◆ YOUR GOAL ◆
Set down every entry once more, exactly as it appears.

◆ DATA FOR THIS TASK ◆
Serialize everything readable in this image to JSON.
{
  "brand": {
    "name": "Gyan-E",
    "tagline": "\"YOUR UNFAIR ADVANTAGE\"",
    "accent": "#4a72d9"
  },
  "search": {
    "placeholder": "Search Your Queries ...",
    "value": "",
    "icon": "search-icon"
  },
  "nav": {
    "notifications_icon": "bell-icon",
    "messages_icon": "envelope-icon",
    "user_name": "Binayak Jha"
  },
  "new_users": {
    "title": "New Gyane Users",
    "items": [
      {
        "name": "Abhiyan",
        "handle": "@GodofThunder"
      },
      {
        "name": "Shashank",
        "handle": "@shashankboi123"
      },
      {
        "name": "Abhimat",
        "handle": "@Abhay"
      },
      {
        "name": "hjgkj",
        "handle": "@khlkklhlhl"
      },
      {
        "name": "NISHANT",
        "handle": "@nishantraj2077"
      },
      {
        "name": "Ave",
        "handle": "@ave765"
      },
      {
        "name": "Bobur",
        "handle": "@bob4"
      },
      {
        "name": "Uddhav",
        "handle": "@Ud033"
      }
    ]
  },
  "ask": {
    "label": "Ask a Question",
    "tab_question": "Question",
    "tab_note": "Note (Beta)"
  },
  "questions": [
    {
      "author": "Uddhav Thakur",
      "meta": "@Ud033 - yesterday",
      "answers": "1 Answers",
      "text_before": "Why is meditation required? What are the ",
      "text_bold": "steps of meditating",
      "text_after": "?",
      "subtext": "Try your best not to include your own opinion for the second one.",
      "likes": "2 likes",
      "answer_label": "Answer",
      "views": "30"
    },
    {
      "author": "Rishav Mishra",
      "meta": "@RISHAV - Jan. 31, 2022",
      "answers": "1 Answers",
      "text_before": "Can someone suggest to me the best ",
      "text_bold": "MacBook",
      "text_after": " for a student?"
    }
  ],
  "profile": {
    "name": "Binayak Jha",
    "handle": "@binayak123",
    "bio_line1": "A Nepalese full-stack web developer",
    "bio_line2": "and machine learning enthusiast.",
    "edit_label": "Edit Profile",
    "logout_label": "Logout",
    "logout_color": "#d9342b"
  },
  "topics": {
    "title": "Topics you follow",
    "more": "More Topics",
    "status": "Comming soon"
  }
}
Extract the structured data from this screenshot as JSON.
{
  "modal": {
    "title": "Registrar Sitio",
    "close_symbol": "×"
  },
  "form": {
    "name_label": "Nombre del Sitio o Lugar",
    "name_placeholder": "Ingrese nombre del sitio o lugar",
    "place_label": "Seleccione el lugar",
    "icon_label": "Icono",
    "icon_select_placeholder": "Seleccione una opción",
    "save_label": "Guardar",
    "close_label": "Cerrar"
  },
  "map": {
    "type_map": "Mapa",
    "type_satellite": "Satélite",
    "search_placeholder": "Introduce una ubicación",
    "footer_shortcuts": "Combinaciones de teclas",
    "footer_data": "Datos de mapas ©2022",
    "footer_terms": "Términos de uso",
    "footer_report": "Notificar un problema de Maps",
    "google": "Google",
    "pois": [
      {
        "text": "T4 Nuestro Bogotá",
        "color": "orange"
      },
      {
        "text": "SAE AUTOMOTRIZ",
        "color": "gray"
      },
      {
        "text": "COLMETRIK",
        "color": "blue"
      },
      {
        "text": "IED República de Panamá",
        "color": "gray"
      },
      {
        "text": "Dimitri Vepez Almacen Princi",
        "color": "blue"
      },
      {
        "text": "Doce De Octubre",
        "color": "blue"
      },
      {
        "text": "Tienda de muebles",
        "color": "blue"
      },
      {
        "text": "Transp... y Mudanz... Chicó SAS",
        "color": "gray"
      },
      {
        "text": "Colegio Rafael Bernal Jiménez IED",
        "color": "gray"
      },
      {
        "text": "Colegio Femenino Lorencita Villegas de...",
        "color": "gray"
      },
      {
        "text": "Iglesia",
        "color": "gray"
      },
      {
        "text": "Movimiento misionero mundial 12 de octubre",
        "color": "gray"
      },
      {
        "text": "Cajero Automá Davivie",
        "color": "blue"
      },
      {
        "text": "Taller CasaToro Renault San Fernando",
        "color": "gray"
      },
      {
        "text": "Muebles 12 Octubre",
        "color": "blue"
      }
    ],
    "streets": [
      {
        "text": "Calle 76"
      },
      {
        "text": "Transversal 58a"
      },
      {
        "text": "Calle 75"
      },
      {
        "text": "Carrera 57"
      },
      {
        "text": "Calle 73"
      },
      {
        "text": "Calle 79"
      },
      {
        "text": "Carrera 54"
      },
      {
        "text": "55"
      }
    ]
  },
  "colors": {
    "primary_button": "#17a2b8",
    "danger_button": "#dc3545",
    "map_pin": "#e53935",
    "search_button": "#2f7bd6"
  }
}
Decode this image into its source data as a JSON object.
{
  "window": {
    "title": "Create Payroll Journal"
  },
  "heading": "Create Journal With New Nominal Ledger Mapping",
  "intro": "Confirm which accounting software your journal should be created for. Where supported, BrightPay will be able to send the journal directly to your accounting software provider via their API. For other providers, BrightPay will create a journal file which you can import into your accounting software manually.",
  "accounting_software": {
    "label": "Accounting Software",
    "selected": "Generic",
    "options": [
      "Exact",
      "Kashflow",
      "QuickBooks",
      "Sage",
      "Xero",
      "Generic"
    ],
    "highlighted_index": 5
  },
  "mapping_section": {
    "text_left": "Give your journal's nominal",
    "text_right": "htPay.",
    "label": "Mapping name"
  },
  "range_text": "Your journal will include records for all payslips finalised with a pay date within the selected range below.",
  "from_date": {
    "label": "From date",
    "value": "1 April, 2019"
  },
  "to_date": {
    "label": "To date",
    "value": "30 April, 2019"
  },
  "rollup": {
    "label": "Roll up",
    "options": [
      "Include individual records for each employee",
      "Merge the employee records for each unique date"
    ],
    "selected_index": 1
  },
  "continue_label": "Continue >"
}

◆ RESULT OF THE TASK ◆
Serialize everything readable in this image to JSON.
{
  "brand": {
    "name": "Gyan-E",
    "tagline": "\"YOUR UNFAIR ADVANTAGE\"",
    "accent": "#4a72d9"
  },
  "search": {
    "placeholder": "Search Your Queries ...",
    "value": "",
    "icon": "search-icon"
  },
  "nav": {
    "notifications_icon": "bell-icon",
    "messages_icon": "envelope-icon",
    "user_name": "Binayak Jha"
  },
  "new_users": {
    "title": "New Gyane Users",
    "items": [
      {
        "name": "Abhiyan",
        "handle": "@GodofThunder"
      },
      {
        "name": "Shashank",
        "handle": "@shashankboi123"
      },
      {
        "name": "Abhimat",
        "handle": "@Abhay"
      },
      {
        "name": "hjgkj",
        "handle": "@khlkklhlhl"
      },
      {
        "name": "NISHANT",
        "handle": "@nishantraj2077"
      },
      {
        "name": "Ave",
        "handle": "@ave765"
      },
      {
        "name": "Bobur",
        "handle": "@bob4"
      },
      {
        "name": "Uddhav",
        "handle": "@Ud033"
      }
    ]
  },
  "ask": {
    "label": "Ask a Question",
    "tab_question": "Question",
    "tab_note": "Note (Beta)"
  },
  "questions": [
    {
      "author": "Uddhav Thakur",
      "meta": "@Ud033 - yesterday",
      "answers": "1 Answers",
      "text_before": "Why is meditation required? What are the ",
      "text_bold": "steps of meditating",
      "text_after": "?",
      "subtext": "Try your best not to include your own opinion for the second one.",
      "likes": "2 likes",
      "answer_label": "Answer",
      "views": "30"
    },
    {
      "author": "Rishav Mishra",
      "meta": "@RISHAV - Jan. 31, 2022",
      "answers": "1 Answers",
      "text_before": "Can someone suggest to me the best ",
      "text_bold": "MacBook",
      "text_after": " for a student?"
    }
  ],
  "profile": {
    "name": "Binayak Jha",
    "handle": "@binayak123",
    "bio_line1": "A Nepalese full-stack web developer",
    "bio_line2": "and machine learning enthusiast.",
    "edit_label": "Edit Profile",
    "logout_label": "Logout",
    "logout_color": "#d9342b"
  },
  "topics": {
    "title": "Topics you follow",
    "more": "More Topics",
    "status": "Comming soon"
  }
}
Extract the structured data from this screenshot as JSON.
{
  "modal": {
    "title": "Registrar Sitio",
    "close_symbol": "×"
  },
  "form": {
    "name_label": "Nombre del Sitio o Lugar",
    "name_placeholder": "Ingrese nombre del sitio o lugar",
    "place_label": "Seleccione el lugar",
    "icon_label": "Icono",
    "icon_select_placeholder": "Seleccione una opción",
    "save_label": "Guardar",
    "close_label": "Cerrar"
  },
  "map": {
    "type_map": "Mapa",
    "type_satellite": "Satélite",
    "search_placeholder": "Introduce una ubicación",
    "footer_shortcuts": "Combinaciones de teclas",
    "footer_data": "Datos de mapas ©2022",
    "footer_terms": "Términos de uso",
    "footer_report": "Notificar un problema de Maps",
    "google": "Google",
    "pois": [
      {
        "text": "T4 Nuestro Bogotá",
        "color": "orange"
      },
      {
        "text": "SAE AUTOMOTRIZ",
        "color": "gray"
      },
      {
        "text": "COLMETRIK",
        "color": "blue"
      },
      {
        "text": "IED República de Panamá",
        "color": "gray"
      },
      {
        "text": "Dimitri Vepez Almacen Princi",
        "color": "blue"
      },
      {
        "text": "Doce De Octubre",
        "color": "blue"
      },
      {
        "text": "Tienda de muebles",
        "color": "blue"
      },
      {
        "text": "Transp... y Mudanz... Chicó SAS",
        "color": "gray"
      },
      {
        "text": "Colegio Rafael Bernal Jiménez IED",
        "color": "gray"
      },
      {
        "text": "Colegio Femenino Lorencita Villegas de...",
        "color": "gray"
      },
      {
        "text": "Iglesia",
        "color": "gray"
      },
      {
        "text": "Movimiento misionero mundial 12 de octubre",
        "color": "gray"
      },
      {
        "text": "Cajero Automá Davivie",
        "color": "blue"
      },
      {
        "text": "Taller CasaToro Renault San Fernando",
        "color": "gray"
      },
      {
        "text": "Muebles 12 Octubre",
        "color": "blue"
      }
    ],
    "streets": [
      {
        "text": "Calle 76"
      },
      {
        "text": "Transversal 58a"
      },
      {
        "text": "Calle 75"
      },
      {
        "text": "Carrera 57"
      },
      {
        "text": "Calle 73"
      },
      {
        "text": "Calle 79"
      },
      {
        "text": "Carrera 54"
      },
      {
        "text": "55"
      }
    ]
  },
  "colors": {
    "primary_button": "#17a2b8",
    "danger_button": "#dc3545",
    "map_pin": "#e53935",
    "search_button": "#2f7bd6"
  }
}
Decode this image into its source data as a JSON object.
{
  "window": {
    "title": "Create Payroll Journal"
  },
  "heading": "Create Journal With New Nominal Ledger Mapping",
  "intro": "Confirm which accounting software your journal should be created for. Where supported, BrightPay will be able to send the journal directly to your accounting software provider via their API. For other providers, BrightPay will create a journal file which you can import into your accounting software manually.",
  "accounting_software": {
    "label": "Accounting Software",
    "selected": "Generic",
    "options": [
      "Exact",
      "Kashflow",
      "QuickBooks",
      "Sage",
      "Xero",
      "Generic"
    ],
    "highlighted_index": 5
  },
  "mapping_section": {
    "text_left": "Give your journal's nominal",
    "text_right": "htPay.",
    "label": "Mapping name"
  },
  "range_text": "Your journal will include records for all payslips finalised with a pay date within the selected range below.",
  "from_date": {
    "label": "From date",
    "value": "1 April, 2019"
  },
  "to_date": {
    "label": "To date",
    "value": "30 April, 2019"
  },
  "rollup": {
    "label": "Roll up",
    "options": [
      "Include individual records for each employee",
      "Merge the employee records for each unique date"
    ],
    "selected_index": 1
  },
  "continue_label": "Continue >"
}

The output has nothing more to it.